=== TASK MATERIAL ===
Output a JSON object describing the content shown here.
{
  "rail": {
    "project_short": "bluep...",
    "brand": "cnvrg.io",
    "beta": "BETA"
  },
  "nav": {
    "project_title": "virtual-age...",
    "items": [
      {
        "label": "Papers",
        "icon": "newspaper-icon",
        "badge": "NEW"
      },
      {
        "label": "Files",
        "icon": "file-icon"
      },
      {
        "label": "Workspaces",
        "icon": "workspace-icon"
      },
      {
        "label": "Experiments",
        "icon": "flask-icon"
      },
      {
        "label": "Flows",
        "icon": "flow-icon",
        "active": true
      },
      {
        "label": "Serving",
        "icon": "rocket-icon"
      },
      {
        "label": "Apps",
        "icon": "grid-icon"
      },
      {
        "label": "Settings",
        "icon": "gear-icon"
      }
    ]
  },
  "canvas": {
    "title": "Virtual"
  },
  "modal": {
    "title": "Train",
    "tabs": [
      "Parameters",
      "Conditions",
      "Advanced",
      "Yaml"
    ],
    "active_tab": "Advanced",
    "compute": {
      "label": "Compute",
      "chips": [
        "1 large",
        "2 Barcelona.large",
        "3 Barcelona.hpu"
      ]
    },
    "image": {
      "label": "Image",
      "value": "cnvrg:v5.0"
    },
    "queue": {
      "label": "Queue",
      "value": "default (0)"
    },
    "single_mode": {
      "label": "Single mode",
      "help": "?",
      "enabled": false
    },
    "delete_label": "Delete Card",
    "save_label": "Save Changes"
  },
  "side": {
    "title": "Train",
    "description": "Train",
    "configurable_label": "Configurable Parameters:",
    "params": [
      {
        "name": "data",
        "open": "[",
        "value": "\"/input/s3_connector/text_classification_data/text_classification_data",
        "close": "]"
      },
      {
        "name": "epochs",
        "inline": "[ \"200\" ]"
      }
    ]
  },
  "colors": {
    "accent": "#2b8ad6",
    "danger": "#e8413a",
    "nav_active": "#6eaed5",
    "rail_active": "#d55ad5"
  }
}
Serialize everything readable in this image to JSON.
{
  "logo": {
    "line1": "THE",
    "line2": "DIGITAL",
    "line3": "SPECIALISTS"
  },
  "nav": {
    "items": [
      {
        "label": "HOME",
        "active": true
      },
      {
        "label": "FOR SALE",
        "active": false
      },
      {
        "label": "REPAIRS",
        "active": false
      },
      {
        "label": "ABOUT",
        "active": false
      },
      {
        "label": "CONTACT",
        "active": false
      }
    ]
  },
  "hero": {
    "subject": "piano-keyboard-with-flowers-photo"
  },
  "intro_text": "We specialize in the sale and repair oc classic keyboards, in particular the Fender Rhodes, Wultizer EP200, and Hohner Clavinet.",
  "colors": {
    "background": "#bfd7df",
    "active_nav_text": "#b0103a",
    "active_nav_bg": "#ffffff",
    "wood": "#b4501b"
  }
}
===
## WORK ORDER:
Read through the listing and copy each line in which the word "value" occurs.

## EXERCISE OUTPUT:
      "value": "cnvrg:v5.0"
      "value": "default (0)"
        "value": "\"/input/s3_connector/text_classification_data/text_classification_data",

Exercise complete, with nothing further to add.